• Task description:
Search the data for the string "down" and extract every line where it appears.
#### Given entries
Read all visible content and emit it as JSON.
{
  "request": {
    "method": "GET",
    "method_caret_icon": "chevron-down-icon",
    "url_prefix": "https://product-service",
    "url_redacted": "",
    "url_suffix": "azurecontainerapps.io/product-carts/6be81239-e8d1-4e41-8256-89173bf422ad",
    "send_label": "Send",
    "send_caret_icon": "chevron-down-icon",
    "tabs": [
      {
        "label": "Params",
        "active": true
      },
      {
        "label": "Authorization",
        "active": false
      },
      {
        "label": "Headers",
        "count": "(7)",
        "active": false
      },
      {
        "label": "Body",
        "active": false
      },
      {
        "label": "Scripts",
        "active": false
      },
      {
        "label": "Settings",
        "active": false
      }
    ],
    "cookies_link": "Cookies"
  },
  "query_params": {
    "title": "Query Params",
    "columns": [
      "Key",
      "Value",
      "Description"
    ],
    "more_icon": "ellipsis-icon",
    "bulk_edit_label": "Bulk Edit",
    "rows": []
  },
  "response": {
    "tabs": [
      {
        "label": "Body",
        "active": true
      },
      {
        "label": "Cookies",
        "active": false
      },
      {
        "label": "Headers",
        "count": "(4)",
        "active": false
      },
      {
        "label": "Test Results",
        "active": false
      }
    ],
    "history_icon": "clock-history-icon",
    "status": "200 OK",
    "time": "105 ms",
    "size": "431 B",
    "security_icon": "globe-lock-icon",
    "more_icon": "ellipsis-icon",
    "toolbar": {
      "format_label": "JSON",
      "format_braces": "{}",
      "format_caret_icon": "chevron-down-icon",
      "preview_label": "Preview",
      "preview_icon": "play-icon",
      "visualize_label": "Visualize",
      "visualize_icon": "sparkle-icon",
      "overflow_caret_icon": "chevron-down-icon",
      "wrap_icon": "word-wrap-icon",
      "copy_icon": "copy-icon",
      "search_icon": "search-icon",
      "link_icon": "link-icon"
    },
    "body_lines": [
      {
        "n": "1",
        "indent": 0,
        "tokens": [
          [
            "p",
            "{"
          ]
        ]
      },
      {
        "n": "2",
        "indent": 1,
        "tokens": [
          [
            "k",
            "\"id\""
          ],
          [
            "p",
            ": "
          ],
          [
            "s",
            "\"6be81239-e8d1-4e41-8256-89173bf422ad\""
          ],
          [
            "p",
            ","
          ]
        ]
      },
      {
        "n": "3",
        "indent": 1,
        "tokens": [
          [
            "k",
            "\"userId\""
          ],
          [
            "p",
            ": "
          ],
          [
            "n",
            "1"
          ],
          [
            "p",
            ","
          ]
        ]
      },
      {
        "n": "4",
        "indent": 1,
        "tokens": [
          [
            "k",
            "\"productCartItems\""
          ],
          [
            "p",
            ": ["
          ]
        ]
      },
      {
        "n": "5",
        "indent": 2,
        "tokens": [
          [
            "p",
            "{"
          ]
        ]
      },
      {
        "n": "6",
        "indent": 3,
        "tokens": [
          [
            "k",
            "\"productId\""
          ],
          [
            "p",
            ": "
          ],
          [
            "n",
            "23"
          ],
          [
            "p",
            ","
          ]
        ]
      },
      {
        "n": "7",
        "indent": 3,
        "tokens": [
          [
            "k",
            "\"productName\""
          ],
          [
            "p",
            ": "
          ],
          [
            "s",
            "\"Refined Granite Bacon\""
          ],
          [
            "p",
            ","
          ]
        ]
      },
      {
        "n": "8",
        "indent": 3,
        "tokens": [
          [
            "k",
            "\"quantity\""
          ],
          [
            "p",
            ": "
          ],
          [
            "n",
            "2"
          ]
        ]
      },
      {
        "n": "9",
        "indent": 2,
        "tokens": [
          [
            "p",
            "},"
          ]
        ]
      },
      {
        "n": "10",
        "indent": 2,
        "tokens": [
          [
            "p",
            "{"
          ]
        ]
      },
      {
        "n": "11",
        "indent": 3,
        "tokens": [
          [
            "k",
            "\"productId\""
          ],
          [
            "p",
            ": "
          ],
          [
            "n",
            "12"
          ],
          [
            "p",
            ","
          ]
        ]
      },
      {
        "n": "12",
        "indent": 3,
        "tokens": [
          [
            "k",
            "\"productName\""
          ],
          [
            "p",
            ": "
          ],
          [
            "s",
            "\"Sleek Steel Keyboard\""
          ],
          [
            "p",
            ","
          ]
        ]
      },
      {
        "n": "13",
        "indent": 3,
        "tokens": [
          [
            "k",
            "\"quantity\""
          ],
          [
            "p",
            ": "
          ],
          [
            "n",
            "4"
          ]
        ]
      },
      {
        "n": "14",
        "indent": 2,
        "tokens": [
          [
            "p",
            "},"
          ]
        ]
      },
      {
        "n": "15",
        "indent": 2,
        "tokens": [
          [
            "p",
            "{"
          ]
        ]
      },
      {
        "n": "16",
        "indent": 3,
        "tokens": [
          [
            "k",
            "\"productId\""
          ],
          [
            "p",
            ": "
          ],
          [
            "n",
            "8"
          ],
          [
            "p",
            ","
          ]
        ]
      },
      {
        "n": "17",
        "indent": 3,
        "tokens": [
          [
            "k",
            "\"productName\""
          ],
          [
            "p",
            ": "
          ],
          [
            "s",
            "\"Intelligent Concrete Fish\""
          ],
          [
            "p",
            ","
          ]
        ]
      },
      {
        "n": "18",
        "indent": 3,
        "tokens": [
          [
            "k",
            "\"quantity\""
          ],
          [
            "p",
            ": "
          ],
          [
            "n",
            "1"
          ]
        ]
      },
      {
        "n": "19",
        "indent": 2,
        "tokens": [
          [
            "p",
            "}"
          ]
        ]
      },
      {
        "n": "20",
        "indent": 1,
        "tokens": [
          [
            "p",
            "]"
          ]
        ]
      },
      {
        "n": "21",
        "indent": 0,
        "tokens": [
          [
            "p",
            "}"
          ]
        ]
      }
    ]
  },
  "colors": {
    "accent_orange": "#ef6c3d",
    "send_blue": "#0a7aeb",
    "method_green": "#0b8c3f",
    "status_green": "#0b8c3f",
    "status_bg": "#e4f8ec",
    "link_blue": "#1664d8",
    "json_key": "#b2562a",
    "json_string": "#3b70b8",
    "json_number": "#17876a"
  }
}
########
• Answer section:
    "method_caret_icon": "chevron-down-icon",
    "send_caret_icon": "chevron-down-icon",
      "format_caret_icon": "chevron-down-icon",
      "overflow_caret_icon": "chevron-down-icon",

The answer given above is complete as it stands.